TASK ITEM:
Please reproduce the data exactly, excluding any pictures it contains.

##### DATA TO USE #####

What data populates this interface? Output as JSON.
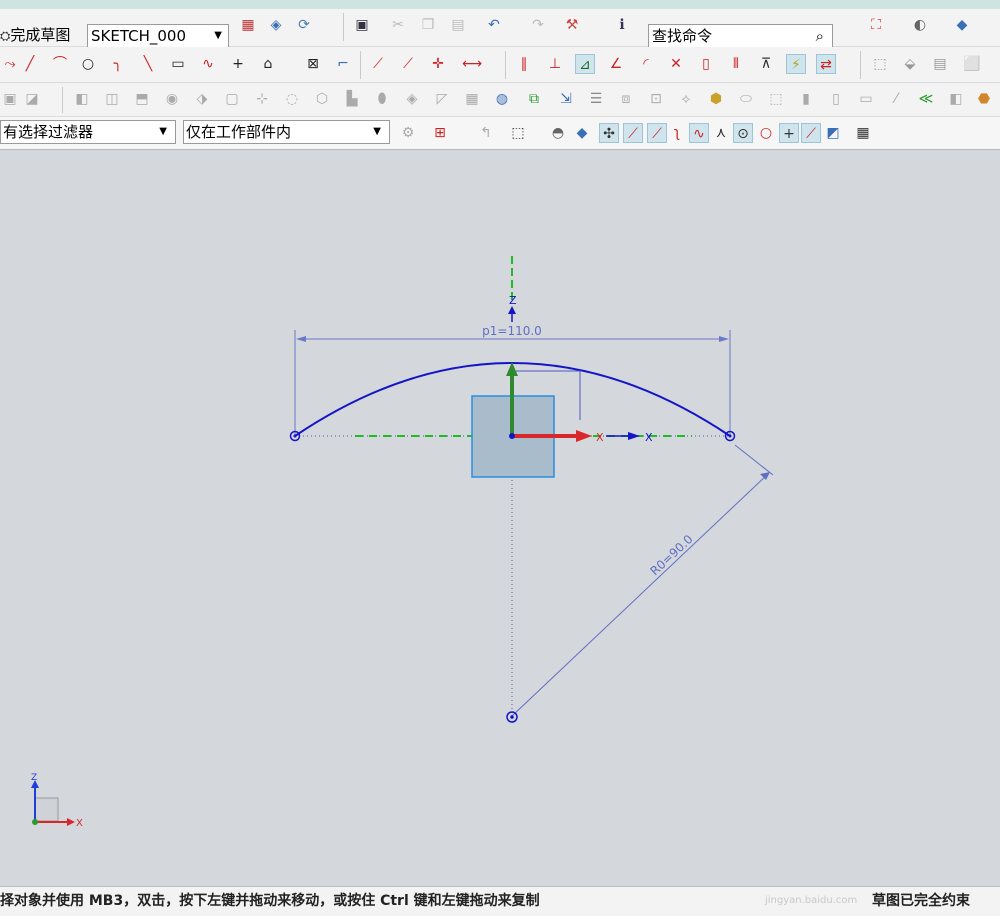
{
  "toolbar": {
    "finish_sketch_label": "完成草图",
    "sketch_name": "SKETCH_000",
    "command_search_placeholder": "查找命令"
  },
  "selection_bar": {
    "type_filter": "有选择过滤器",
    "scope_filter": "仅在工作部件内"
  },
  "sketch": {
    "horizontal_dimension_label": "p1=110.0",
    "radius_dimension_label": "R0=90.0",
    "y_axis_label": "Z",
    "x_axis_label": "X",
    "x_axis_label_outer": "X",
    "geometry_color": "#1515c8",
    "dimension_color": "#5f6fc4",
    "csys_x_color": "#d9262b",
    "csys_z_color": "#2f8a2f",
    "square_fill": "#a8bccc"
  },
  "triad": {
    "z_label": "Z",
    "x_label": "X"
  },
  "status": {
    "prompt": "择对象并使用 MB3，双击，按下左键并拖动来移动，或按住 Ctrl 键和左键拖动来复制",
    "state": "草图已完全约束",
    "watermark": "jingyan.baidu.com"
  }
}
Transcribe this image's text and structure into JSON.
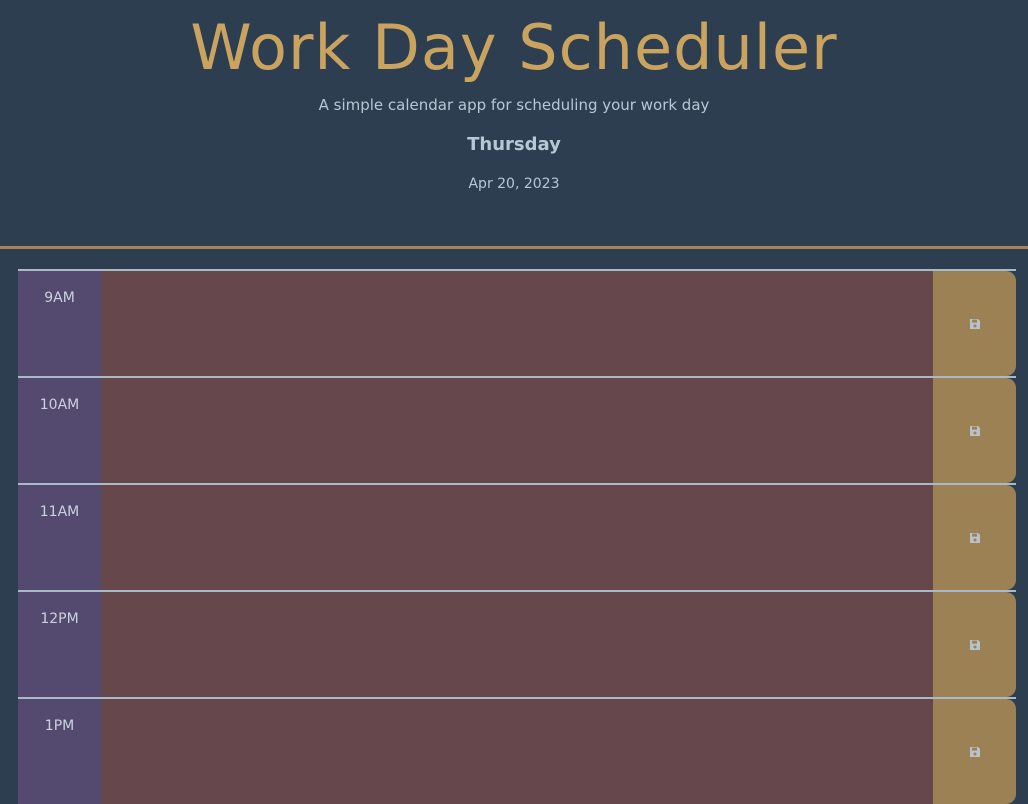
{
  "header": {
    "title": "Work Day Scheduler",
    "subtitle": "A simple calendar app for scheduling your work day",
    "day": "Thursday",
    "date": "Apr 20, 2023"
  },
  "rows": [
    {
      "hour": "9AM",
      "text": "",
      "state": "past"
    },
    {
      "hour": "10AM",
      "text": "",
      "state": "past"
    },
    {
      "hour": "11AM",
      "text": "",
      "state": "past"
    },
    {
      "hour": "12PM",
      "text": "",
      "state": "past"
    },
    {
      "hour": "1PM",
      "text": "",
      "state": "past"
    }
  ],
  "save_icon": "floppy-disk-icon",
  "colors": {
    "background": "#2c3e50",
    "title": "#caa35f",
    "hour_cell": "#544a6f",
    "past_row": "#66484c",
    "save_button": "#9b8154",
    "rule": "#a2865a"
  }
}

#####

RESPONSE TO THIS TASK:
What data populates this interface? Output as JSON.
{
  "toolbar": {
    "finish_sketch_label": "完成草图",
    "sketch_name": "SKETCH_000",
    "command_search_placeholder": "查找命令"
  },
  "selection_bar": {
    "type_filter": "有选择过滤器",
    "scope_filter": "仅在工作部件内"
  },
  "sketch": {
    "horizontal_dimension_label": "p1=110.0",
    "radius_dimension_label": "R0=90.0",
    "y_axis_label": "Z",
    "x_axis_label": "X",
    "x_axis_label_outer": "X",
    "geometry_color": "#1515c8",
    "dimension_color": "#5f6fc4",
    "csys_x_color": "#d9262b",
    "csys_z_color": "#2f8a2f",
    "square_fill": "#a8bccc"
  },
  "triad": {
    "z_label": "Z",
    "x_label": "X"
  },
  "status": {
    "prompt": "择对象并使用 MB3，双击，按下左键并拖动来移动，或按住 Ctrl 键和左键拖动来复制",
    "state": "草图已完全约束",
    "watermark": "jingyan.baidu.com"
  }
}
Transcribe this image's text and structure into JSON.
{
  "header": {
    "title": "Work Day Scheduler",
    "subtitle": "A simple calendar app for scheduling your work day",
    "day": "Thursday",
    "date": "Apr 20, 2023"
  },
  "rows": [
    {
      "hour": "9AM",
      "text": "",
      "state": "past"
    },
    {
      "hour": "10AM",
      "text": "",
      "state": "past"
    },
    {
      "hour": "11AM",
      "text": "",
      "state": "past"
    },
    {
      "hour": "12PM",
      "text": "",
      "state": "past"
    },
    {
      "hour": "1PM",
      "text": "",
      "state": "past"
    }
  ],
  "save_icon": "floppy-disk-icon",
  "colors": {
    "background": "#2c3e50",
    "title": "#caa35f",
    "hour_cell": "#544a6f",
    "past_row": "#66484c",
    "save_button": "#9b8154",
    "rule": "#a2865a"
  }
}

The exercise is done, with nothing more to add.